Over the years, I have had several clients tell me they give their pets garlic to prevent parasites of all kinds. In my experience, it does not work well for either treating or preventing parasites. I had one client refuse heartworm prevention telling me they would use garlic instead. One year later, the dog tested positive for heartworm disease. The dog almost died during treatment. In the exam room, I find a lot of fleas and ticks on dogs who are getting garlic as a flea and tick prevention. When I pointed the infestation out to one client, they increased the dose of garlic and almost killed their pet!
Because garlic is toxic to animals, I do not recommend using it in animals.

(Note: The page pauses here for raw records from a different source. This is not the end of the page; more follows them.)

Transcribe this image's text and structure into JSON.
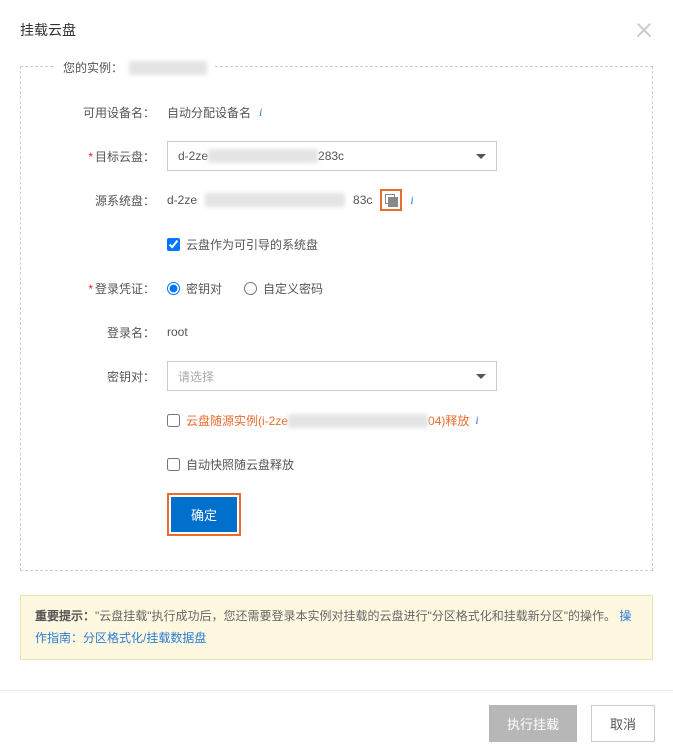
{
  "dialog": {
    "title": "挂载云盘"
  },
  "instance": {
    "legend_label": "您的实例：",
    "blurred_id": "████████"
  },
  "fields": {
    "device_name": {
      "label": "可用设备名：",
      "value": "自动分配设备名"
    },
    "target_disk": {
      "label": "目标云盘：",
      "prefix": "d-2ze",
      "suffix": "283c"
    },
    "source_disk": {
      "label": "源系统盘：",
      "prefix": "d-2ze",
      "suffix": "83c"
    },
    "bootable": {
      "label": "云盘作为可引导的系统盘",
      "checked": true
    },
    "credential": {
      "label": "登录凭证：",
      "option_keypair": "密钥对",
      "option_password": "自定义密码",
      "selected": "keypair"
    },
    "login_name": {
      "label": "登录名：",
      "value": "root"
    },
    "keypair_select": {
      "label": "密钥对：",
      "placeholder": "请选择"
    },
    "release_with_instance": {
      "prefix": "云盘随源实例(i-2ze",
      "suffix": "04)释放",
      "checked": false
    },
    "release_snapshot": {
      "label": "自动快照随云盘释放",
      "checked": false
    },
    "confirm_btn": "确定"
  },
  "warning": {
    "bold": "重要提示：",
    "line": "\"云盘挂载\"执行成功后，您还需要登录本实例对挂载的云盘进行\"分区格式化和挂载新分区\"的操作。",
    "link": "操作指南：分区格式化/挂载数据盘"
  },
  "footer": {
    "execute": "执行挂载",
    "cancel": "取消"
  }
}
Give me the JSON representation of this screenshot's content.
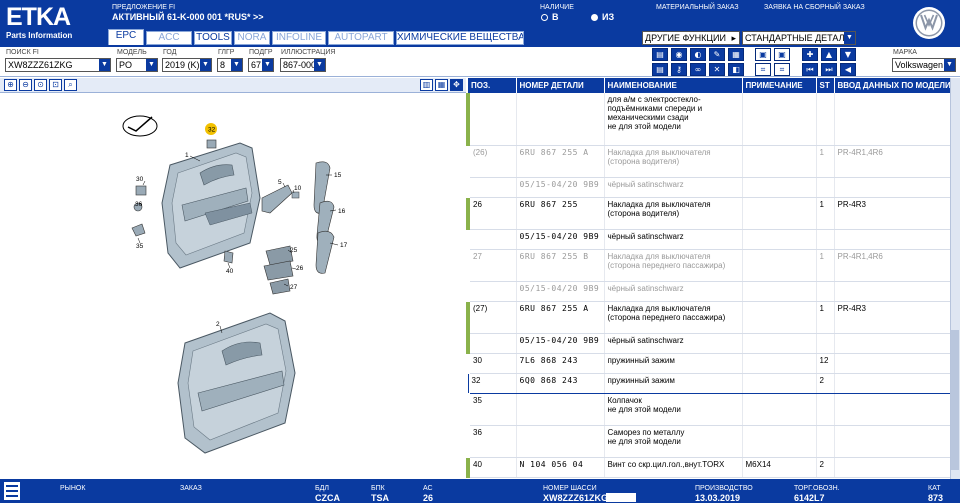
{
  "app": {
    "logo_main": "ETKA",
    "logo_sub": "Parts Information"
  },
  "header": {
    "proposal_label": "ПРЕДЛОЖЕНИЕ FI",
    "proposal_value": "АКТИВНЫЙ  61-K-000 001 *RUS* >>",
    "availability_label": "НАЛИЧИЕ",
    "radio_in": "В",
    "radio_from": "ИЗ",
    "material_order_label": "МАТЕРИАЛЬНЫЙ ЗАКАЗ",
    "assembly_order_label": "ЗАЯВКА НА СБОРНЫЙ ЗАКАЗ",
    "other_functions": "ДРУГИЕ ФУНКЦИИ",
    "standard_parts": "СТАНДАРТНЫЕ ДЕТАЛИ",
    "brand_icon": "vw-logo-icon"
  },
  "tabs": [
    {
      "label": "EPC",
      "active": true
    },
    {
      "label": "ACC",
      "dim": true
    },
    {
      "label": "TOOLS"
    },
    {
      "label": "NORA",
      "dim": true
    },
    {
      "label": "INFOLINE",
      "dim": true
    },
    {
      "label": "AUTOPART",
      "dim": true
    },
    {
      "label": "ХИМИЧЕСКИЕ ВЕЩЕСТВА"
    }
  ],
  "filters": {
    "search_fi_label": "ПОИСК FI",
    "search_fi_value": "XW8ZZZ61ZKG",
    "model_label": "МОДЕЛЬ",
    "model_value": "PO",
    "year_label": "ГОД",
    "year_value": "2019 (K)",
    "main_group_label": "ГЛГР",
    "main_group_value": "8",
    "sub_group_label": "ПОДГР",
    "sub_group_value": "67",
    "illustration_label": "ИЛЛЮСТРАЦИЯ",
    "illustration_value": "867-000",
    "brand_label": "МАРКА",
    "brand_value": "Volkswagen"
  },
  "illustration": {
    "callouts": [
      "32",
      "1",
      "30",
      "36",
      "35",
      "40",
      "5",
      "10",
      "15",
      "16",
      "17",
      "25",
      "26",
      "27",
      "2"
    ]
  },
  "table": {
    "columns": [
      "ПОЗ.",
      "НОМЕР ДЕТАЛИ",
      "НАИМЕНОВАНИЕ",
      "ПРИМЕЧАНИЕ",
      "ST",
      "ВВОД ДАННЫХ ПО МОДЕЛИ"
    ],
    "rows": [
      {
        "pos": "",
        "part": "",
        "name": "для а/м с электростекло-\nподъёмниками спереди и\nмеханическими сзади\nне для этой модели",
        "note": "",
        "st": "",
        "model": "",
        "green": true,
        "gray": false
      },
      {
        "pos": "(26)",
        "part": "6RU 867 255 A",
        "name": "Накладка для выключателя\n(сторона водителя)",
        "note": "",
        "st": "1",
        "model": "PR-4R1,4R6",
        "green": false,
        "gray": true
      },
      {
        "pos": "",
        "part": "05/15-04/20 9B9",
        "name": "чёрный satinschwarz",
        "note": "",
        "st": "",
        "model": "",
        "green": false,
        "gray": true
      },
      {
        "pos": "26",
        "part": "6RU 867 255",
        "name": "Накладка для выключателя\n(сторона водителя)",
        "note": "",
        "st": "1",
        "model": "PR-4R3",
        "green": true,
        "gray": false
      },
      {
        "pos": "",
        "part": "05/15-04/20 9B9",
        "name": "чёрный satinschwarz",
        "note": "",
        "st": "",
        "model": "",
        "green": false,
        "gray": false
      },
      {
        "pos": "27",
        "part": "6RU 867 255 B",
        "name": "Накладка для выключателя\n(сторона переднего пассажира)",
        "note": "",
        "st": "1",
        "model": "PR-4R1,4R6",
        "green": false,
        "gray": true
      },
      {
        "pos": "",
        "part": "05/15-04/20 9B9",
        "name": "чёрный satinschwarz",
        "note": "",
        "st": "",
        "model": "",
        "green": false,
        "gray": true
      },
      {
        "pos": "(27)",
        "part": "6RU 867 255 A",
        "name": "Накладка для выключателя\n(сторона переднего пассажира)",
        "note": "",
        "st": "1",
        "model": "PR-4R3",
        "green": true,
        "gray": false
      },
      {
        "pos": "",
        "part": "05/15-04/20 9B9",
        "name": "чёрный satinschwarz",
        "note": "",
        "st": "",
        "model": "",
        "green": true,
        "gray": false
      },
      {
        "pos": "30",
        "part": "7L6 868 243",
        "name": "пружинный зажим",
        "note": "",
        "st": "12",
        "model": "",
        "green": false,
        "gray": false
      },
      {
        "pos": "32",
        "part": "6Q0 868 243",
        "name": "пружинный зажим",
        "note": "",
        "st": "2",
        "model": "",
        "green": false,
        "gray": false,
        "selected": true
      },
      {
        "pos": "35",
        "part": "",
        "name": "Колпачок\nне для этой модели",
        "note": "",
        "st": "",
        "model": "",
        "green": false,
        "gray": false
      },
      {
        "pos": "36",
        "part": "",
        "name": "Саморез по металлу\nне для этой модели",
        "note": "",
        "st": "",
        "model": "",
        "green": false,
        "gray": false
      },
      {
        "pos": "40",
        "part": "N  104 056 04",
        "name": "Винт со скр.цил.гол.,внут.TORX",
        "note": "M6X14",
        "st": "2",
        "model": "",
        "green": true,
        "gray": false
      }
    ]
  },
  "status": {
    "market_label": "РЫНОК",
    "market_value": "",
    "order_label": "ЗАКАЗ",
    "order_value": "",
    "engine_label": "БДЛ",
    "engine_value": "CZCA",
    "gearbox_label": "БПК",
    "gearbox_value": "TSA",
    "ac_label": "АС",
    "ac_value": "26",
    "vin_label": "НОМЕР ШАССИ",
    "vin_value": "XW8ZZZ61ZKG",
    "production_label": "ПРОИЗВОДСТВО",
    "production_value": "13.03.2019",
    "trade_label": "ТОРГ.ОБОЗН.",
    "trade_value": "6142L7",
    "cat_label": "КАТ",
    "cat_value": "873"
  },
  "colors": {
    "brand_blue": "#0a3aa0",
    "accent_green": "#8ab24b",
    "badge_yellow": "#f2c100"
  }
}
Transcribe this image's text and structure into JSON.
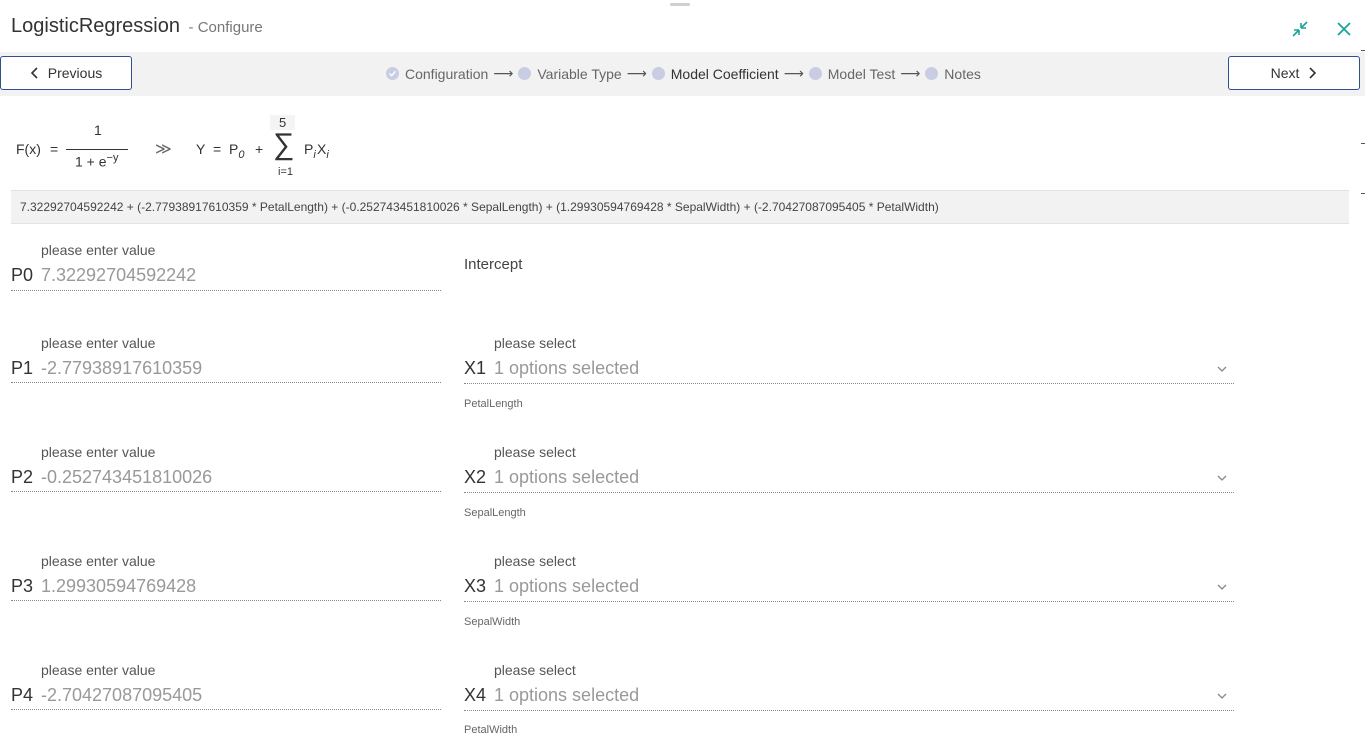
{
  "window": {
    "title": "LogisticRegression",
    "subtitle": "- Configure",
    "minimize_icon": "collapse-arrows-icon",
    "close_icon": "close-icon",
    "accent": "#1aa39a"
  },
  "nav": {
    "previous_label": "Previous",
    "next_label": "Next",
    "border_color": "#2f4f8f"
  },
  "steps": [
    {
      "label": "Configuration",
      "state": "done"
    },
    {
      "label": "Variable Type",
      "state": "pending"
    },
    {
      "label": "Model Coefficient",
      "state": "active"
    },
    {
      "label": "Model Test",
      "state": "pending"
    },
    {
      "label": "Notes",
      "state": "pending"
    }
  ],
  "formula": {
    "fx": "F(x)",
    "eq": "=",
    "numerator": "1",
    "denominator": "1 + e",
    "exponent": "−y",
    "arrows": "≫",
    "y": "Y",
    "eq2": "=",
    "p0": "P",
    "p0_sub": "0",
    "plus": "+",
    "sum_top": "5",
    "sum_sym": "∑",
    "sum_bottom": "i=1",
    "pi": "P",
    "pi_sub": "i",
    "xi": "X",
    "xi_sub": "i"
  },
  "expression": "7.32292704592242 + (-2.77938917610359 * PetalLength) + (-0.252743451810026 * SepalLength) + (1.29930594769428 * SepalWidth) + (-2.70427087095405 * PetalWidth)",
  "coefficients": {
    "value_hint": "please enter value",
    "select_hint": "please select",
    "intercept_label": "Intercept",
    "rows": [
      {
        "p": "P0",
        "value": "7.32292704592242"
      },
      {
        "p": "P1",
        "value": "-2.77938917610359",
        "x": "X1",
        "selected": "1 options selected",
        "variable": "PetalLength"
      },
      {
        "p": "P2",
        "value": "-0.252743451810026",
        "x": "X2",
        "selected": "1 options selected",
        "variable": "SepalLength"
      },
      {
        "p": "P3",
        "value": "1.29930594769428",
        "x": "X3",
        "selected": "1 options selected",
        "variable": "SepalWidth"
      },
      {
        "p": "P4",
        "value": "-2.70427087095405",
        "x": "X4",
        "selected": "1 options selected",
        "variable": "PetalWidth"
      }
    ]
  }
}
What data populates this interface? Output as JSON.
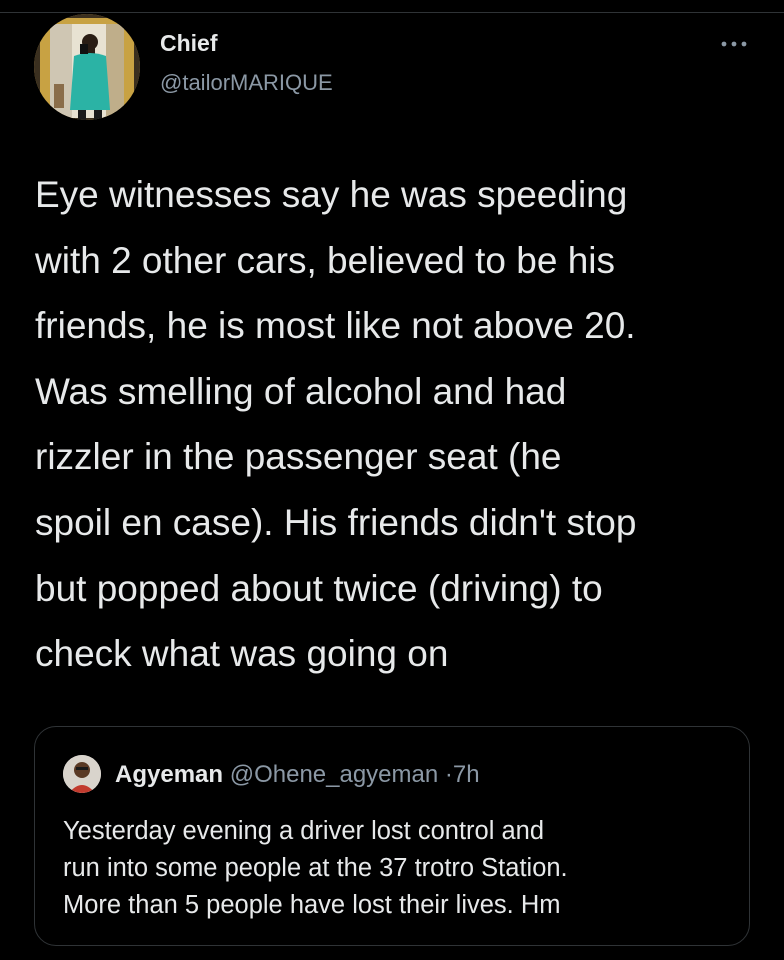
{
  "tweet": {
    "author": {
      "display_name": "Chief",
      "handle": "@tailorMARIQUE"
    },
    "more_icon": "more-horizontal-icon",
    "text_lines": [
      "Eye witnesses say he was speeding",
      "with 2 other cars, believed to be his",
      "friends, he is most like not above 20.",
      "Was smelling of alcohol and had",
      "rizzler in the passenger seat (he",
      "spoil en case). His friends didn't stop",
      "but popped about twice (driving) to",
      "check what was going on"
    ]
  },
  "quoted_tweet": {
    "display_name": "Agyeman",
    "handle": "@Ohene_agyeman",
    "separator": "·",
    "time": "7h",
    "text_lines": [
      "Yesterday evening a driver lost control and",
      "run into some people at the 37 trotro Station.",
      "More than 5 people have lost their lives. Hm"
    ]
  },
  "colors": {
    "background": "#000000",
    "text_primary": "#e7e9ea",
    "text_secondary": "#8b98a5",
    "border": "#2f3336"
  }
}
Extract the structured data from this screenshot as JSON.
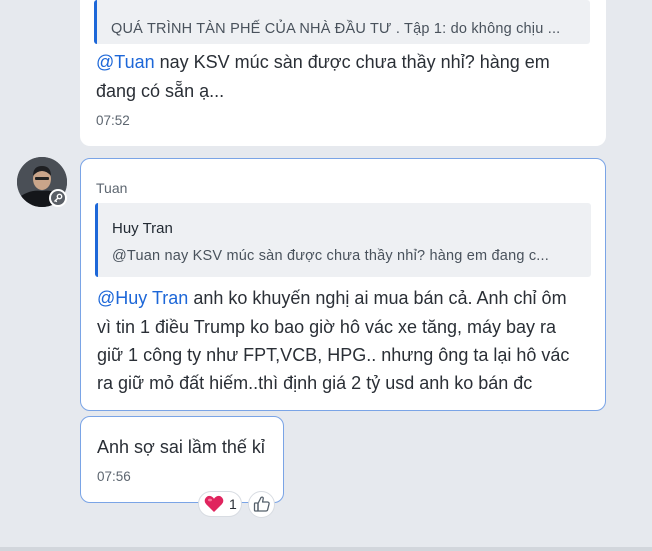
{
  "conversation": {
    "message1": {
      "quote_text": "QUÁ TRÌNH TÀN PHẾ CỦA NHÀ ĐẦU TƯ . Tập 1: do không chịu ...",
      "mention": "@Tuan",
      "text_line1": " nay KSV múc sàn được chưa thầy nhỉ? hàng em",
      "text_line2": "đang có sẵn ạ...",
      "time": "07:52"
    },
    "message2": {
      "sender": "Tuan",
      "quote_author": "Huy Tran",
      "quote_text": "@Tuan nay KSV múc sàn được chưa thầy nhỉ? hàng em đang c...",
      "mention": "@Huy Tran",
      "text_line1": "  anh ko khuyến nghị ai mua bán cả. Anh chỉ ôm",
      "text_line2": "vì tin 1 điều Trump ko bao giờ  hô vác xe tăng, máy bay ra",
      "text_line3": "giữ 1 công ty như FPT,VCB, HPG.. nhưng ông ta lại hô vác",
      "text_line4": "ra giữ mỏ đất hiếm..thì định giá 2 tỷ usd anh ko bán đc"
    },
    "message3": {
      "text": "Anh sợ sai lầm thế kỉ",
      "time": "07:56",
      "reaction_count": "1"
    }
  },
  "icons": {
    "avatar": "avatar",
    "key_badge": "key-icon",
    "reaction": "heart-icon",
    "like": "thumbs-up-icon"
  },
  "colors": {
    "mention": "#1d67d8",
    "heart": "#e0245e",
    "selected_border": "#7aa4e6",
    "background": "#e6e9ee"
  }
}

-Warren, E. ‘Nutraceuticals’ The VSPN notebook, 4/4/2007.
-Bhagnalashmi, N. et al, ‘Nutraceutical applications of garlic and the interventional biotechnology’ Crit Rev Food Sci Nutr. 2005; 45(7-8):607-21.
-Kirk, C. ‘Top Nutraceuticals in Pet Food and Practice’ World Small Animal Veterinary Association World Congress Proceedings, 2011.
-Latimer, K. et al, ‘Duncan and Prasse’s Veterinary Laboratory Medicine Clinical Pathology’ Fourth Edition, Iowa State Publishing, 2003.
Metabolic bone disease is a common problem in pet iguanas. In captivity, it is difficult to provide these sun-loving lizards with enough exposure to sunlight. Without sunlight and the vitamin D3 that comes with it, iguanas cannot properly absorb and metabolize calcium from their diets. The body steals calcium from bones to make up for the discrepancy. When I x-ray an iguana with metabolic bone disease, the bones are gray ghost-like images that don’t show up well instead of the normal dense white bones.
The common clinical signs seen with metabolic bone disease are;
1) Fractures of the long bones and swelling around the fracture.
2) Swollen jaws that feel rubbery to the touch. This condition is called ‘rubber jaw’.
3) The inability to move the rear legs because of fractures to the back or pelvis. When these fractures heal, the spinal column is often distorted in shape causing the iguana back pain.
4) Constipation that may be caused by spinal or pelvic fractures. I have also seen constipation in iguanas without fractures that resolves shortly after calcium therapy is started. I believe the lack of calcium causes gut motility problems as well as interfering with skeletal muscle contractions.
6) Muscle fasciculations or twitching that occurs when the level of calcium in the blood is low. It almost looks like their skin is crawling. Iguanas with muscle fasciculations with die without immediate treatment.
The basis of treatment is correcting the calcium deficiency as quickly as possible. Initially, the iguana is hospitalized for injections, tube feedings and an enema. Once the patient is eating again, the iguana may go home on oral supplements although frequent rechecks are needed to make sure they are getting adequate amounts of nutrition. Unfortunately, few iguanas with advanced disease will survive. If they do, they often suffer from chronic back pain and require specially designed cages with ramps to move around.
The good news is that metabolic bone disease is preventable with good husbandry. Here are my tips:
1) Change full spectrum light bulbs frequently to insure that the UV spectrum is working. The UV spectrum burns out well before the visible light spectrum of radiation so the bulb ‘turning on’ does not mean it is working.
2) The iguana must be within 18 inches of the bulb to absorb the UV radiation.
3) I recommend 12 hours of UV radiation a day. Make sure the iguana actually stays under the bulb by placing it over their favorite perch or providing several bulbs to cover the entire cage.
4) Feed a well balanced diet that has the proper ratio of calcium and phosphorous.